So, to compensate for our 90% retention rate, we need to create mechanisms to grow our growth every month.

Now, at this point, you might be saying: “Wow, Alejandro: viral growth is clearly more important than retention. Look at how it’s affected our customer base!”

To which I would respond: “Not so fast.”

Let’s analyze one more case. Our good ol’ cloud computing startup, but with a 50% retention rate. We’ll stick with 1,000 new users per month and a viral growth rate K = 0.20. But regardless of the virality, our company is performing really badly, losing 50% of our customers on every cohort, every month.


After 24 months, our company only has 3,000 active customers instead of 90,000–that’s a 30x difference! Retention truly is key.

But why does retention have such a powerful effect? In short: Because viral growth depends on the number of active customers, so if we keep our users for longer, we’ll have more referrals.

To recap:

  • Generally speaking, churn limits growth.
  • Retention increases viral growth.
  • Good retention and viral growth are prerequisites for scaling a company to millions, or even billions of users.

A final word on churn rate analysis

It’s pretty common to see more customers cancel a service during the first month of use than later on. That’s why in the following simulation, I provide you with two retention rates: the First Month Retention Rate and the Long term Retention Rate. Using these parameters in our calculations will lead to more precise results.


The purpose of this cohort analysis tutorial wasn’t to give you a detailed class about metrics and cohort analytics; in fact, others discussed the complexity of these statistics in far more depth. Instead, I want to awaken you to the importance of this type of analysis and, more importantly, to show readers their own revenue cohort analysis examples and churn rates with my open source cohort analysis software solution.

If there is just one question to wake you up, it’s the following:

How much of your actual revenue comes from users that started working with you a year ago?

How to do your own cohort analysis

Now it’s your turn! There are two ways to analyze your own business’s retention and churn:

  1. Upload your PayPal Data to the tool I’ve deployed. For full disclosure, please note that by using this tool, your log file will temporarily be placed on a server for processing (deleted as soon as the data is displayed). However, if you prefer, you can always…
  2. Download the open source code and deploy the tool yourself. The README contains detailed instructions for how to do so. If you don’t have a PayPal account, you can hack the code easily to analyze other types of accounts.

Alternatively, you can play around with our simulator and visualize startup growth based on all the parameters discussed above. You may also benefit from another tutorial on data conversion and mapping.

Thanks for reading!


For Profit or For Students???

Retaining students at for-profit institutions often has a different meaning than retention at not-for-profit colleges and universities.

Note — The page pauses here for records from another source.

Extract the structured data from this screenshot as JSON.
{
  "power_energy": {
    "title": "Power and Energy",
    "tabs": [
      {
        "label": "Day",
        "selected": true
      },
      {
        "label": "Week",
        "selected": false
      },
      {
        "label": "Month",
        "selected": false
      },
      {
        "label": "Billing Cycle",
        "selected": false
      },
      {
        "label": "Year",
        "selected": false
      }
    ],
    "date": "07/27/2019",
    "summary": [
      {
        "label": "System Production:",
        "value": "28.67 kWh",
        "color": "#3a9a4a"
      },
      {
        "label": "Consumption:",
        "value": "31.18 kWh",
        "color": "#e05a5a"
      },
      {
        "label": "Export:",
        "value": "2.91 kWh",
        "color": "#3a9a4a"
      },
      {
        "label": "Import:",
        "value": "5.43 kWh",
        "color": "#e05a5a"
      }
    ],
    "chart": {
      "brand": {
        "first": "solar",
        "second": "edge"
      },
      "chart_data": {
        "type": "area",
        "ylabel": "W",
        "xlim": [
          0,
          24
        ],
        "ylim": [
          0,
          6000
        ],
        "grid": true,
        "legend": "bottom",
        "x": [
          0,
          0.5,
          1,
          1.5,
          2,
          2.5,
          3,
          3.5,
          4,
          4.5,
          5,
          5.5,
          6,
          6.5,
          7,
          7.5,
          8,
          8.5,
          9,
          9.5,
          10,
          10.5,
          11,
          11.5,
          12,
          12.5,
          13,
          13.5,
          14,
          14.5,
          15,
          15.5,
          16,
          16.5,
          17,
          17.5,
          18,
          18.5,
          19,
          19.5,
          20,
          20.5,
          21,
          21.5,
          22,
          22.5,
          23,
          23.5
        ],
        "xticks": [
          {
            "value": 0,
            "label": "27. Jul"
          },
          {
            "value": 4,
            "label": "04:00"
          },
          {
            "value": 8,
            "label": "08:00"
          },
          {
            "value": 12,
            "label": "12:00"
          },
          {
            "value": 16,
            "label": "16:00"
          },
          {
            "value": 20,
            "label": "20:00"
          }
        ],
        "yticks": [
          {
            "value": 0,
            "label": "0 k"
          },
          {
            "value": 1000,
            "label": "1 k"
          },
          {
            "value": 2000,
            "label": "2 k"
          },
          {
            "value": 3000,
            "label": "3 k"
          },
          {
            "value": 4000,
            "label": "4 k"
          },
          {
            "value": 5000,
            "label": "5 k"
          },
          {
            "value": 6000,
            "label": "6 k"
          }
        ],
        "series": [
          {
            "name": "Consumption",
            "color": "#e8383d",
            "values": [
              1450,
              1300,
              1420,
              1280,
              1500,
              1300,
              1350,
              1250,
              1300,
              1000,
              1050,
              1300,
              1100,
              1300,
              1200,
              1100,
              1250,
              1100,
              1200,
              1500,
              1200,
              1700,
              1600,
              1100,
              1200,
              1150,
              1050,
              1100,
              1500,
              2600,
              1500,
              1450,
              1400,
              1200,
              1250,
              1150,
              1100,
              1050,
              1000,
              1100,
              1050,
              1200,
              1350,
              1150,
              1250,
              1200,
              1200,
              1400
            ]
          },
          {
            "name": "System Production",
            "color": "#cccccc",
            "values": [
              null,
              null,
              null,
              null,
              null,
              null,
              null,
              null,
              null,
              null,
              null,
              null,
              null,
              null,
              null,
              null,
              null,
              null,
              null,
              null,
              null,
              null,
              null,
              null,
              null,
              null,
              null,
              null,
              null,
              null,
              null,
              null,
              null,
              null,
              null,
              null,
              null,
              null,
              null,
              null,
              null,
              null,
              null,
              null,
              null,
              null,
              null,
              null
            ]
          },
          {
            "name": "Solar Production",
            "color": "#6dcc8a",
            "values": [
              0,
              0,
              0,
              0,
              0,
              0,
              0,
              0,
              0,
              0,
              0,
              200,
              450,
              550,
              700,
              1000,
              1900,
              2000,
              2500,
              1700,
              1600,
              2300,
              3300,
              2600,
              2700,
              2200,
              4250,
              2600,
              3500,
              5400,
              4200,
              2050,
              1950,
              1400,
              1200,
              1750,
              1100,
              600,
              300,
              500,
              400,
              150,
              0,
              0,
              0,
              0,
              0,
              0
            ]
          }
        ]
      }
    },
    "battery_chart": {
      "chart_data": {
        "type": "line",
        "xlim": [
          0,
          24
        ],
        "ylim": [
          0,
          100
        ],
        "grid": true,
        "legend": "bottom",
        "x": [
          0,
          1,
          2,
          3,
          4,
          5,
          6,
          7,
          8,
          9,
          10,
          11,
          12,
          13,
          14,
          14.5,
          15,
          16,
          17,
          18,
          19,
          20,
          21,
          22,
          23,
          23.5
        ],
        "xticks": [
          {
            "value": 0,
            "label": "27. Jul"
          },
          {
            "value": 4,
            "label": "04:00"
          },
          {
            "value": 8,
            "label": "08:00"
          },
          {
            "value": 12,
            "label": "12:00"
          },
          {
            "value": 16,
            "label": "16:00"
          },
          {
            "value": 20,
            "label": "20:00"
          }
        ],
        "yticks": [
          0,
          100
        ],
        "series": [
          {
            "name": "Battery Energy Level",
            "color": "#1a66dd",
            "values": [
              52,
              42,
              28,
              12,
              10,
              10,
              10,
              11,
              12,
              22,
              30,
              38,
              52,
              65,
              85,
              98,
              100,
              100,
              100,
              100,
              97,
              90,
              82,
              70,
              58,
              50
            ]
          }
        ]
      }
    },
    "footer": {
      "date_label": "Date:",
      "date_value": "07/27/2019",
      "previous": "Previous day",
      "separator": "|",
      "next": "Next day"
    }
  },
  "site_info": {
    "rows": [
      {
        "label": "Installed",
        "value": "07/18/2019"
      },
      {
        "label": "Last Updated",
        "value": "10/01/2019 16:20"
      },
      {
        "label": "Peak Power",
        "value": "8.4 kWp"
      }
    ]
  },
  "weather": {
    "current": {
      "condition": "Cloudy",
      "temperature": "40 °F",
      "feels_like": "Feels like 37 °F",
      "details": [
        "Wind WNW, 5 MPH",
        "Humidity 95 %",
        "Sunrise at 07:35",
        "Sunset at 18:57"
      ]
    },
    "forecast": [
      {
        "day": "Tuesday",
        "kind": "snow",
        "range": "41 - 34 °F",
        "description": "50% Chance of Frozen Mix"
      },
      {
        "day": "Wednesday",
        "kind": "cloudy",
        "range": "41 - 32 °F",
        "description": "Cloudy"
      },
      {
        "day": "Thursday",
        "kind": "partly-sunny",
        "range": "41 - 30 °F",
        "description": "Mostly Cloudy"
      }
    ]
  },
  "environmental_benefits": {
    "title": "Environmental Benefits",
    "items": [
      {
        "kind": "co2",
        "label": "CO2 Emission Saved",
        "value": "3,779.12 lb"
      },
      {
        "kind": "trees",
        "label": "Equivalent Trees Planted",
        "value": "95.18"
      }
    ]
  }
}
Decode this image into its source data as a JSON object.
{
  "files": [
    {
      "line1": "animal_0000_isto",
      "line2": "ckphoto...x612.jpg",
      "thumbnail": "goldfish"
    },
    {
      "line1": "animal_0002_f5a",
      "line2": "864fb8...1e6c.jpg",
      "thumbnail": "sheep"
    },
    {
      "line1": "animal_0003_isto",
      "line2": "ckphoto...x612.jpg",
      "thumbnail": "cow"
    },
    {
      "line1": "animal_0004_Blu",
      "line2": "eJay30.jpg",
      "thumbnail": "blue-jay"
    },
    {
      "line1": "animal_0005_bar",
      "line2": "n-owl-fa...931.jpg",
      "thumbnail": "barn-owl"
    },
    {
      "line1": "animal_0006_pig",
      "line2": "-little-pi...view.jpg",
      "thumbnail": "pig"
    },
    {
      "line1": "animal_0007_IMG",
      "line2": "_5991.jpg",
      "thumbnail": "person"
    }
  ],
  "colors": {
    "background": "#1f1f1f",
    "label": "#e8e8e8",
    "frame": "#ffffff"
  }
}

Accountability meetings are not about ensuring students are succeeding; the meetings are about ensuring the admissions department meets their budgeted numbers and that the academic affairs department is retaining students. The question has to be what methods are being used to retain students. If the methods violate academic integrity then are we really serving the students, the academy, or the public who funds these institutions?

Many schools invest heavily in student remediation, student success, and quality faculty. This does not always seem to be the method for-profit institutions choose to follow. Marketing is the lion’s share of the for-profit’s budgets along with settling the large number of lawsuits they seem to incur from dissatisfied customers; students who are left unemployable and unable to repay the government because of the debt they have incurred.

Many of the students that enroll in for-profit schools are those that would not be accepted into a traditional college or university. Would these students be better served by a community college? What do you think? Read Senator Harkin’s report just released on the subject.

For-Profit College Report: Harkin Unveils Comprehensive Report on For-Profit College Industry